In the exterior design picture of a poteniometer, you see the three terminals, and you see a long spining apendage called the wiper. This wiper turns around in place, which, depending on its angular position, controls the level of resistance that passes through it. Looking on the inside, you may notice that through the resistive material ( the actual variable resistor), ground and power are connected. Fortunately, the resistor in between them is so high in resistance, that little to no current passes through it at that length. The wiper, however, is free to rotate its hand to any point on the resistor, which, because of its length, affects how much current passes.

In short, the shorter the piece of resistor that connects the power to the input terminal, through the wiper, the less resitance current experiences because the electricity has less resistive wire to go through. The longer the connection is, however, means the lower the current level. Now lets see how you would use this in a circuit.

Step 7: Using a Potentiometer

In the diagram above, you can see a potentiometer in the circuit. The idea of this circuit is to allow you to control the brightness of the LED. Try constructing this circuit to give yourself an idea of how to use a potentiometer.

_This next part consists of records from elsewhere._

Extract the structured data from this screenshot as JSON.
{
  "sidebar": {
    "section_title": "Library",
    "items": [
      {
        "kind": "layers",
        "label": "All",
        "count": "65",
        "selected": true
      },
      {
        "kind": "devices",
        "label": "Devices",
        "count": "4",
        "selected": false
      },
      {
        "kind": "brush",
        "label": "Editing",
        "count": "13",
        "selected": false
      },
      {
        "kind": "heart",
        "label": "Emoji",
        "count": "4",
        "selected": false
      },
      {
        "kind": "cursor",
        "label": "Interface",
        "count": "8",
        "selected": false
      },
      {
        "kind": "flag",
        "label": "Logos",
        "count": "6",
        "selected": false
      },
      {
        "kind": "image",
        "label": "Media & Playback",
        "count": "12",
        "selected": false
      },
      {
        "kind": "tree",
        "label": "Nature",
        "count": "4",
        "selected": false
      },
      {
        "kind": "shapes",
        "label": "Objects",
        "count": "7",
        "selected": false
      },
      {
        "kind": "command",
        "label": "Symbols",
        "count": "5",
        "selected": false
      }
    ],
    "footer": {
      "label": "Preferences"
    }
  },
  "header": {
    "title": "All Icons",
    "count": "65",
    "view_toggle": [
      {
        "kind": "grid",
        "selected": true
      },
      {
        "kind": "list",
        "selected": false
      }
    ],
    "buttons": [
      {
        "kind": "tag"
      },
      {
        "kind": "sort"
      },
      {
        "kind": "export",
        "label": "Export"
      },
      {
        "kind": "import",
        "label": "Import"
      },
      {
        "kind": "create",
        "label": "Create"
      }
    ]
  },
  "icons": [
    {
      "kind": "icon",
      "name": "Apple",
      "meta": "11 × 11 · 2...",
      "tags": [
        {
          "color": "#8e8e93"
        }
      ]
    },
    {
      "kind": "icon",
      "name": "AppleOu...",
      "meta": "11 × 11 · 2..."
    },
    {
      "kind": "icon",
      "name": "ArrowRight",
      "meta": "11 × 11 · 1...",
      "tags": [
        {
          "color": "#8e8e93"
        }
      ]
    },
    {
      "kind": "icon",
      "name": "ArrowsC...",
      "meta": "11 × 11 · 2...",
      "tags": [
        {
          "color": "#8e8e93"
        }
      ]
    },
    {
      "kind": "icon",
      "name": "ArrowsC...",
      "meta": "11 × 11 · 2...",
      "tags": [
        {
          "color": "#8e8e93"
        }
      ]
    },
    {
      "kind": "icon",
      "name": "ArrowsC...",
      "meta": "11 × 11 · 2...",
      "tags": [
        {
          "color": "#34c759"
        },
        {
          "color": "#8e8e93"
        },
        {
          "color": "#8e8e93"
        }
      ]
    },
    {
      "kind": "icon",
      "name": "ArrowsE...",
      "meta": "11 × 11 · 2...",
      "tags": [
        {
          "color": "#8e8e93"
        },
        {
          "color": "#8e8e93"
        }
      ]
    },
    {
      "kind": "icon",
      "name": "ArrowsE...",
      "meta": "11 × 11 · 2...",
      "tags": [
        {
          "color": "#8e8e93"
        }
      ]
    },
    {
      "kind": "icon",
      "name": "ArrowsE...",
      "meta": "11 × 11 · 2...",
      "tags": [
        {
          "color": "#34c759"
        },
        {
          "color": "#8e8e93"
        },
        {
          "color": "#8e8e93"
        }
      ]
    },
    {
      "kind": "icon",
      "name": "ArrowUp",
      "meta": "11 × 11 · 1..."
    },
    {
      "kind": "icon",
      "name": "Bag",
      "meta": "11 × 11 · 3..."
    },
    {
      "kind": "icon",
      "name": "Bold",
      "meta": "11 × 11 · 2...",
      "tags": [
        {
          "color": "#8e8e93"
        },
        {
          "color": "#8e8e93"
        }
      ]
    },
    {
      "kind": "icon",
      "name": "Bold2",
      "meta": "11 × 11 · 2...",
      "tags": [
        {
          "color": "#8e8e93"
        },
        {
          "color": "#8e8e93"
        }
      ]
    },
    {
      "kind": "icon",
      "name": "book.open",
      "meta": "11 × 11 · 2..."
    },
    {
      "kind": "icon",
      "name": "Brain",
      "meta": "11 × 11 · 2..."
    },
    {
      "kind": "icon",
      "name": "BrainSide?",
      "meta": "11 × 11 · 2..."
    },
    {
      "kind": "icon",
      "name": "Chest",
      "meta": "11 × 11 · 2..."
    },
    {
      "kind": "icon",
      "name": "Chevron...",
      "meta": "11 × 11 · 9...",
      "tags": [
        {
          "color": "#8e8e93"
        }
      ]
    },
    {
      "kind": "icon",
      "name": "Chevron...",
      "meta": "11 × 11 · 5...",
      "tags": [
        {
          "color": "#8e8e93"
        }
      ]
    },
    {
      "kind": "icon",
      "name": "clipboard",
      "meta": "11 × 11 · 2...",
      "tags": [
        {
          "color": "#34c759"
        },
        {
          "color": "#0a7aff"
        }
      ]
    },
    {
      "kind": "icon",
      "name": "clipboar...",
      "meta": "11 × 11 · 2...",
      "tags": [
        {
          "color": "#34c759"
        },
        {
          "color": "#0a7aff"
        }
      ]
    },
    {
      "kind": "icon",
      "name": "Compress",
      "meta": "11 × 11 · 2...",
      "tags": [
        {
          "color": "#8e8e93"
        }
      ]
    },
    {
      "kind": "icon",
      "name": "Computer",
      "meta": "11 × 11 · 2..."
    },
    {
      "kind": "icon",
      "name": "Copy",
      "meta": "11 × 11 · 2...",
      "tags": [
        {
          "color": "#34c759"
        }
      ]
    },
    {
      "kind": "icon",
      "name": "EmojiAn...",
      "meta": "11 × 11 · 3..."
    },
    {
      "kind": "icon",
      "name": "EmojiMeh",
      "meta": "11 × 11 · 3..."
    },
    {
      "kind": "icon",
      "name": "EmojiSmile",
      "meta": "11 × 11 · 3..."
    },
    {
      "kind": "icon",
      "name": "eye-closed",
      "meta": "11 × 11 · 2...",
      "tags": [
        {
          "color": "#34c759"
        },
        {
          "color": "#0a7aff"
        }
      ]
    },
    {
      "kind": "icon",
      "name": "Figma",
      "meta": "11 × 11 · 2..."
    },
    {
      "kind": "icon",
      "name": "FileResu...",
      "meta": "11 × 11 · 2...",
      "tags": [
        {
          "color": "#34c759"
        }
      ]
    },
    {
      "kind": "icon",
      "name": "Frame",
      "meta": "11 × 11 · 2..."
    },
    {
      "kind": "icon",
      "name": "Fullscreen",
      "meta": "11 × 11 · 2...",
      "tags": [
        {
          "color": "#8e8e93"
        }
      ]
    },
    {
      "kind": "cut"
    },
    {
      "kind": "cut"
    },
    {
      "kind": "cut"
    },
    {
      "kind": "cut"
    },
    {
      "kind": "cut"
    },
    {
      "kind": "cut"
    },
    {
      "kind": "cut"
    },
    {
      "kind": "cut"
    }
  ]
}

To build it, you will first need:

-A power Source (a battery)

-A potentiometer


Take the power of the battery and connect it to the power end of the potentiometer. Then connect the potentiometer's ground (the second outermost terminal) and connect it to the battery's ground. This gives you a complete circuit as is. But, it won't do anything.

Next, connect the inner terminal of the Potentiometer to the long leg of the LED. From there, Connect the LED's short leg to the battery Ground. Now you have a second complete circuit. Try it out by swiveling the potentiometer and see the LED glow and dim as you turn it! Congratulations

What you may notice, when looking at this circuit conceptually is that it is very similar to the circuit design used with a Capacitor! And you are correct! This circuit design incorporates parallel circuits. The potentiometer's inner mechanism is inputing a certain amount of current to the LED through the input pin (the inner terminal), causing the LED's brightness fluctuate as you swivel the potentiometer.

Step 8: And NOW...

Well, I hope that you enjoyed this lesson in basic Electronics. What I hope you now know is that there are many new ways to regulate the flow of electricity and to manage it so it can give you the power and control you need.

Next time, I will be going into the basics of arduino coding.

Saddle up! It's gonna be a big one!

Until Next time.